“It’s a fucking outrage, it is!” she wrote next to the images.

“I live in a place where only the elite can afford fresh fruit and veg, the worst part is I’m a fucking Aussie; we literally grow 99% of our fresh produce here. also discovered that Harris Farm was charging customers $11.49 per lettuce through its online site.

While many independent grocers have hiked the price of the popular lettuce, shoppers at Woolworths and Coles are struggling to get their hands on the leafy green.

“Many of our customers like to shop and eat seasonally and we think it’s important to be upfront about the availability of fresh food,” said Woolworths spokesman Paul Turner.

“We are still experiencing lettuce and berry supply issues, as the new crops have been planted it will take a few weeks for stocks to return to more stable levels. »

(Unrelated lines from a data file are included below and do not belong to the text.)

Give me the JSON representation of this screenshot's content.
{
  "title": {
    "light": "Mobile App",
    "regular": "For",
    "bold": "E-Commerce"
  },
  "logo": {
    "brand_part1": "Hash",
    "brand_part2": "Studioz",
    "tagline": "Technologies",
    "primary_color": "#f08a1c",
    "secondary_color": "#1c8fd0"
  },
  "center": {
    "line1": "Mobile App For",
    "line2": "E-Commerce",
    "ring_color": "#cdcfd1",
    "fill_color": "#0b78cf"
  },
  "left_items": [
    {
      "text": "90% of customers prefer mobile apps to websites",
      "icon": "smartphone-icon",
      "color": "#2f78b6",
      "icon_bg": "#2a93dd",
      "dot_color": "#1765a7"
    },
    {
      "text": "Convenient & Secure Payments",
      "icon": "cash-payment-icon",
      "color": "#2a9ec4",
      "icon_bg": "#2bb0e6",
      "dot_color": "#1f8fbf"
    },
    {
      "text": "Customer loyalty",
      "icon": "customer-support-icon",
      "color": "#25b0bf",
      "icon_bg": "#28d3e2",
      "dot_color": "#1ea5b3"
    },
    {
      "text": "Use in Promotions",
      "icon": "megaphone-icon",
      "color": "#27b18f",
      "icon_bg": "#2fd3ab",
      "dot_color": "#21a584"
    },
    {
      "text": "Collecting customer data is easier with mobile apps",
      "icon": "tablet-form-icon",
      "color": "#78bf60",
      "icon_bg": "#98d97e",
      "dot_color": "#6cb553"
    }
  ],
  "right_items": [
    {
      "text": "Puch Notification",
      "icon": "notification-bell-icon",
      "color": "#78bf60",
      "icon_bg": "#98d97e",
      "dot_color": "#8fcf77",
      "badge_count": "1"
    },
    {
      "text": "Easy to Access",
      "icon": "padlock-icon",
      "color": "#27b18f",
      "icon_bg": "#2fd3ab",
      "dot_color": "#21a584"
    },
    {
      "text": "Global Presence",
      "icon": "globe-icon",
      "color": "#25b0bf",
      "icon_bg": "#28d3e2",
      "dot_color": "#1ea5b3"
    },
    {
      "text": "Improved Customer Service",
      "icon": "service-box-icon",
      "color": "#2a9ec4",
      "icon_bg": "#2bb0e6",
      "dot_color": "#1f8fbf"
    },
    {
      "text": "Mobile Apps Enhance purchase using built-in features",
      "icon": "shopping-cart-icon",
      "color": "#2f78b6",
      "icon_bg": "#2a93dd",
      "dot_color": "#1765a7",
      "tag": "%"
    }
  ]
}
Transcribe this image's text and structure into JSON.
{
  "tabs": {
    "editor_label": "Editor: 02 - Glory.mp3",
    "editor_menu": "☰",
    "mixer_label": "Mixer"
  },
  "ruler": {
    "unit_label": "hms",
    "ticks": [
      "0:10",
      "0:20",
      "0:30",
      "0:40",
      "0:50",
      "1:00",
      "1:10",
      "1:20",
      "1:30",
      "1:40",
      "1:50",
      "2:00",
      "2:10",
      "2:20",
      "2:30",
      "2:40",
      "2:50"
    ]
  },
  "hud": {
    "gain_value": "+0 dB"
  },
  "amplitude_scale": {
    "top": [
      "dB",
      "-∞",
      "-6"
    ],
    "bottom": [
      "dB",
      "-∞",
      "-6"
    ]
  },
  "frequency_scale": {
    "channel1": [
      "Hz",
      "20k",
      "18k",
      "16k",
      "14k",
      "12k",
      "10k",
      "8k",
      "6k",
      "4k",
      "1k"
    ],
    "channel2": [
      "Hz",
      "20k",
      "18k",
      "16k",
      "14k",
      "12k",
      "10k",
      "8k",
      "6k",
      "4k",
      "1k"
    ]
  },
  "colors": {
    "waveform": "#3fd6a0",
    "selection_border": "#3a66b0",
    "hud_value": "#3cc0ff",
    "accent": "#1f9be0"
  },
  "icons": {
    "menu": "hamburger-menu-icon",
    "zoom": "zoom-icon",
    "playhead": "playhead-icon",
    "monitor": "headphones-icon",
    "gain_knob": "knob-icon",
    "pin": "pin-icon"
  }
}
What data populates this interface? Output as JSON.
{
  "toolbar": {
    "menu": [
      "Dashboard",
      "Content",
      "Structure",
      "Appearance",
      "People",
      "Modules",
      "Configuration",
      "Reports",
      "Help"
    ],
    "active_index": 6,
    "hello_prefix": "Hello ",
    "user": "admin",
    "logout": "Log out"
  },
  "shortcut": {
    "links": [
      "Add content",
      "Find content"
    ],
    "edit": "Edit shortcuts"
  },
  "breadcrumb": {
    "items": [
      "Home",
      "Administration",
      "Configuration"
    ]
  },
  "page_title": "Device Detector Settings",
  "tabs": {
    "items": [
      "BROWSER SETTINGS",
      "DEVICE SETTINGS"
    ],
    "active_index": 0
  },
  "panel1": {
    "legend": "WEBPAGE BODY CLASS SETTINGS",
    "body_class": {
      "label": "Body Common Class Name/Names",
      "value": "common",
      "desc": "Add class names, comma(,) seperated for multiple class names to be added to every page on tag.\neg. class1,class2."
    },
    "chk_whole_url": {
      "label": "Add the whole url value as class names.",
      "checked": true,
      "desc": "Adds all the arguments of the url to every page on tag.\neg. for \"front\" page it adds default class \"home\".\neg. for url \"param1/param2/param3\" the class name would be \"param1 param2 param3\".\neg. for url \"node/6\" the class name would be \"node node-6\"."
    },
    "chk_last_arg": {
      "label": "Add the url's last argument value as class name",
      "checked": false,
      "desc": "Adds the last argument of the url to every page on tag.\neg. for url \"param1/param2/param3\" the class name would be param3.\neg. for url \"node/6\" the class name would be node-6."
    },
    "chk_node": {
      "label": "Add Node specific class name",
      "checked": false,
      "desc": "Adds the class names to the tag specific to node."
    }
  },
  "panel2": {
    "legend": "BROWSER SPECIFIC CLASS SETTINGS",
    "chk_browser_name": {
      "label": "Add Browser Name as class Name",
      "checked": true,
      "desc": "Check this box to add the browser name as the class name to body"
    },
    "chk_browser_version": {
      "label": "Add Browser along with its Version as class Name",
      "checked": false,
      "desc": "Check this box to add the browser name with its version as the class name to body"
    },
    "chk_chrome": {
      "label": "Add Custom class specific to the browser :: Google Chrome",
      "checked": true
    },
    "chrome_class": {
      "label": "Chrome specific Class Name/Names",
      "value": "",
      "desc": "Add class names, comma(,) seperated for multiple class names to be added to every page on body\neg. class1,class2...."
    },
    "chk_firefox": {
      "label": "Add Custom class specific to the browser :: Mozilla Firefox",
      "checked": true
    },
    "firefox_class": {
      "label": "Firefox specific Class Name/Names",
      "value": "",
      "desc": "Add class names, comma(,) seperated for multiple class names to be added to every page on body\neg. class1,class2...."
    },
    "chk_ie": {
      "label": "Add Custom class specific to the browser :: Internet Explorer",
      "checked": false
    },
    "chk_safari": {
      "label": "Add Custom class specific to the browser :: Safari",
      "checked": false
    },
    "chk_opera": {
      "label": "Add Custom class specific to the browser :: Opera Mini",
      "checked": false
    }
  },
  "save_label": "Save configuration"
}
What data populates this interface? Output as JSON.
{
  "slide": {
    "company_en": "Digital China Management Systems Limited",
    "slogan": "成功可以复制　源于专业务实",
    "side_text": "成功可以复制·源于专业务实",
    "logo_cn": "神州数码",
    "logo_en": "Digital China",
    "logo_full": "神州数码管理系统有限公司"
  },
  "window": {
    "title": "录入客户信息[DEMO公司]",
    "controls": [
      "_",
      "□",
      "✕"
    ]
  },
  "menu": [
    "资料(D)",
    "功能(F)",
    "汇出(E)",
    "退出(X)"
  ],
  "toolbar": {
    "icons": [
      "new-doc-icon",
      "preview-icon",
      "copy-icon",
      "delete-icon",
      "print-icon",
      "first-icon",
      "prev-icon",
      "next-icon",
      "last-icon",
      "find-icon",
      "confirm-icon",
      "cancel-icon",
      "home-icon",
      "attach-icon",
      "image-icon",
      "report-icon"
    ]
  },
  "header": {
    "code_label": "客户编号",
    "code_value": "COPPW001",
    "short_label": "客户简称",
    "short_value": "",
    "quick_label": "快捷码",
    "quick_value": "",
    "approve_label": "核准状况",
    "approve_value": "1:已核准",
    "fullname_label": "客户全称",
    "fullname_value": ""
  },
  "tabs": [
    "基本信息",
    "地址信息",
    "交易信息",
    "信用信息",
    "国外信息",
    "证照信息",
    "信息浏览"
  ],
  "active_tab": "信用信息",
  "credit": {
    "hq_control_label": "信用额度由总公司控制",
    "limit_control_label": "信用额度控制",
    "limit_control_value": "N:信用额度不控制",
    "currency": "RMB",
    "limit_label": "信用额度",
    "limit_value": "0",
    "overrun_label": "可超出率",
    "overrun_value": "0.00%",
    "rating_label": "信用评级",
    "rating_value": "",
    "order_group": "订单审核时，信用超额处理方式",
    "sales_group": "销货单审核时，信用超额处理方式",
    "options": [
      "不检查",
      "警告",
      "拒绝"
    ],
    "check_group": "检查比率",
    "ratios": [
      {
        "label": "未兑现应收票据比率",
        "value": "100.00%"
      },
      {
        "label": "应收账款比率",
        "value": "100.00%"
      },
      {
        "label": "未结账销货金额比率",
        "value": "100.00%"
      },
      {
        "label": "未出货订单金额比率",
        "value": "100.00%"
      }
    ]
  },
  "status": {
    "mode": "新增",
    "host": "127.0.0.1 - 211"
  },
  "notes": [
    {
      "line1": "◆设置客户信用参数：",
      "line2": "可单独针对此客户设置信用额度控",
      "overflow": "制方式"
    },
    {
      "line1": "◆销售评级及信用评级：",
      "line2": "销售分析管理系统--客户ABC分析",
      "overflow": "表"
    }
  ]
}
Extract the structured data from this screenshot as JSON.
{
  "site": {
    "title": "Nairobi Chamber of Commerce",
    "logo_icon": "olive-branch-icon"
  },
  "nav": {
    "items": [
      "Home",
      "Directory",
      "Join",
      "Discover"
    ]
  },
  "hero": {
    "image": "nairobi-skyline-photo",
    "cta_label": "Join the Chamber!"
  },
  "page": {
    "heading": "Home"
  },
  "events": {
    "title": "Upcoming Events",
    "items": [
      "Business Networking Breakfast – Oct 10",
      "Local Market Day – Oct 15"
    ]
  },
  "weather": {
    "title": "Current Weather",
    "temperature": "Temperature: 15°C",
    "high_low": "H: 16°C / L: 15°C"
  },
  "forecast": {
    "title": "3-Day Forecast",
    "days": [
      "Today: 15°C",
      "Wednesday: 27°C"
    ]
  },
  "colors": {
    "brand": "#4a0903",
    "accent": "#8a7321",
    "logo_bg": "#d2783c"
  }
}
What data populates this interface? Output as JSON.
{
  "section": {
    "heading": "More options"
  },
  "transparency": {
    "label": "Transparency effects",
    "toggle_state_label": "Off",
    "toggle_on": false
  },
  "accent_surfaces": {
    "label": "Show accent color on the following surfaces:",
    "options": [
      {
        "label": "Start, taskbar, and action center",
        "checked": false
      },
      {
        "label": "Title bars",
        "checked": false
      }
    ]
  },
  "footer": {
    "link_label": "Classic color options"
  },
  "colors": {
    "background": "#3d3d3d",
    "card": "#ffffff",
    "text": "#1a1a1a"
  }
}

Coles said his main goal was to cut costs for the family store, but a perfect storm of factors is causing the high prices.

“We are aware that there are a number of factors driving inflation for all retailers, including rising raw material costs, rising energy prices, transportation costs, extreme weather events and the continued impacts of COVID,” a spokesperson said.

“We are supporting our suppliers in areas affected by the recent floods by visiting their sites to meet with growers and understand how it has impacted their individual operations, buying the product they have and continuing to work with them. as they recover from operations.”

Eleanor C. William